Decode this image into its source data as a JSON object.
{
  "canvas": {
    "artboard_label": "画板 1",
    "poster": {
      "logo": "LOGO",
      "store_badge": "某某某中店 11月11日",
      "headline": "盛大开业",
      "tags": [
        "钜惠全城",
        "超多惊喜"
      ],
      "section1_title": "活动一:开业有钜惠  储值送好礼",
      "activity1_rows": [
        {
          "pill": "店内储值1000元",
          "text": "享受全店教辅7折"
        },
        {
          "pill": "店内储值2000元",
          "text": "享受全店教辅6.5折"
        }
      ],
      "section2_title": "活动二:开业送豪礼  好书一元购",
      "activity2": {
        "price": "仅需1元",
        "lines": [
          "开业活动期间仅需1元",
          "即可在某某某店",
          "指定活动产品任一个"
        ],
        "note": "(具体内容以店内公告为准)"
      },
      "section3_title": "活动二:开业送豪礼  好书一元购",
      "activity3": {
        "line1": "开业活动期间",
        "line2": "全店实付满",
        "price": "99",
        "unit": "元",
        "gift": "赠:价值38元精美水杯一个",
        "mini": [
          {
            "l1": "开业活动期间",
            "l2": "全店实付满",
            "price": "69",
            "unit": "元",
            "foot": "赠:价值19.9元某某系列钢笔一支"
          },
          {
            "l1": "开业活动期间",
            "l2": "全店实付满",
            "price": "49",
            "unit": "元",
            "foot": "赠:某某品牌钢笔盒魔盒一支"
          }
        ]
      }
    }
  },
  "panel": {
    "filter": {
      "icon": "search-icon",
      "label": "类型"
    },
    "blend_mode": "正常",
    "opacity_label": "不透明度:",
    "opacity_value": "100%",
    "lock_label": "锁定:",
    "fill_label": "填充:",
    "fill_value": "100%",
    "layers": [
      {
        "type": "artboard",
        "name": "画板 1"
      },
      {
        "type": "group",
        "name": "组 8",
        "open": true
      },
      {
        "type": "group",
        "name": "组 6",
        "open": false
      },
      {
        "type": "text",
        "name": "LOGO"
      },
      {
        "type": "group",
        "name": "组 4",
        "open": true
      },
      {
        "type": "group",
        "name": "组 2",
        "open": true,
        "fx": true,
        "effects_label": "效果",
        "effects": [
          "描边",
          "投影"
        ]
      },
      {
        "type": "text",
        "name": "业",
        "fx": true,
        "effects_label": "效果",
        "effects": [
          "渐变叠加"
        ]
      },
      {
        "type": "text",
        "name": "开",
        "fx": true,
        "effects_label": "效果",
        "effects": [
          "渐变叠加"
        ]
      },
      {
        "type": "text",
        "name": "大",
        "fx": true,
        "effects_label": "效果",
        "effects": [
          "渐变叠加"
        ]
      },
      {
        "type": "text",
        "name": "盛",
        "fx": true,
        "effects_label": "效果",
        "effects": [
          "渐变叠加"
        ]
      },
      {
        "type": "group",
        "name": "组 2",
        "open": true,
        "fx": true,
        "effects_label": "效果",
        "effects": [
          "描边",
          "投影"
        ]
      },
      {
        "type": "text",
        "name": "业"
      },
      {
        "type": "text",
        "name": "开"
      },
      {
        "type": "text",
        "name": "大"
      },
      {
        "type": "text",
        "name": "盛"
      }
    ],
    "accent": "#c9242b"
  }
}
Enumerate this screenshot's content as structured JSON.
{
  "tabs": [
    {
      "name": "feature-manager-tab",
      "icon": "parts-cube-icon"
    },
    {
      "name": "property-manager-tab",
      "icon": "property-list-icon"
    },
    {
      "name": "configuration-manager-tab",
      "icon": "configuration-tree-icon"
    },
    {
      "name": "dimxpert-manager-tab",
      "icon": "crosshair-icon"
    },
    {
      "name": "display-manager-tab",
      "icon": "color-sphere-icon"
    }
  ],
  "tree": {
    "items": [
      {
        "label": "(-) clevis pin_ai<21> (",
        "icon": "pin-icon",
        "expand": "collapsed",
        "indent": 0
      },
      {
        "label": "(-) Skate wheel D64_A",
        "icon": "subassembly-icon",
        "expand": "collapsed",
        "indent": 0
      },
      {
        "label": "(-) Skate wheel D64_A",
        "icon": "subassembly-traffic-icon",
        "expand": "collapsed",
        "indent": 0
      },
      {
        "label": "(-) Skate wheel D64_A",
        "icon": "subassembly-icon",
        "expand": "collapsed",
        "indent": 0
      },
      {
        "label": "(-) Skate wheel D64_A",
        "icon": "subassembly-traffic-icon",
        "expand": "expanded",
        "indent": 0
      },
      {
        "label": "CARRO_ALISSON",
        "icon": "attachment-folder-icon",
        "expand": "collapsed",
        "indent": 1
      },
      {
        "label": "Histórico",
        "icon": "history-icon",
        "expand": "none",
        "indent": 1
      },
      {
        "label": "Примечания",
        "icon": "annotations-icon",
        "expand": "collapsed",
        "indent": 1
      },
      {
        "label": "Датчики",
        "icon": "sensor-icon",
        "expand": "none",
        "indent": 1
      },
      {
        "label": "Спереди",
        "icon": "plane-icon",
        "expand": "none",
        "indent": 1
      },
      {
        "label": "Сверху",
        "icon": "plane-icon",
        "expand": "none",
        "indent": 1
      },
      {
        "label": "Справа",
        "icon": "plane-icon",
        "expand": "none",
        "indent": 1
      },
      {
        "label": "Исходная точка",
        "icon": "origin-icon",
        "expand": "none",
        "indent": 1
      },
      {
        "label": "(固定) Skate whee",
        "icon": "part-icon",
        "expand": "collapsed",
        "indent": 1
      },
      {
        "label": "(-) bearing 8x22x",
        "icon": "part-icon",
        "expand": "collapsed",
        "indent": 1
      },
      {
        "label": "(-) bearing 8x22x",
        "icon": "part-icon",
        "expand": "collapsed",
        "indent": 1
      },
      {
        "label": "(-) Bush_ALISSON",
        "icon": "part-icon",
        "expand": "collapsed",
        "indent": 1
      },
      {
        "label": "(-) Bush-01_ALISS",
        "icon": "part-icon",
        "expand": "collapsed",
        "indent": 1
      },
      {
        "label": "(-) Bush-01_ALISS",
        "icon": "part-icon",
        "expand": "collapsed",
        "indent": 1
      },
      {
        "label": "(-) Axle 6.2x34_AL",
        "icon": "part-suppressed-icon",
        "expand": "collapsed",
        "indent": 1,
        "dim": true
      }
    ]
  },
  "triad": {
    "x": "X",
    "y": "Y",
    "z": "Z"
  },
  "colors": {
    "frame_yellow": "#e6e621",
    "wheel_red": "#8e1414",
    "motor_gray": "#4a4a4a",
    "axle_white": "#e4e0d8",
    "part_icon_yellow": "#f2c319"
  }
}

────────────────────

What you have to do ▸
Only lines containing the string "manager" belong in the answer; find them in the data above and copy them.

Exercise response ▸
      "name": "feature-manager-tab",
      "name": "property-manager-tab",
      "name": "configuration-manager-tab",
      "name": "dimxpert-manager-tab",
      "name": "display-manager-tab",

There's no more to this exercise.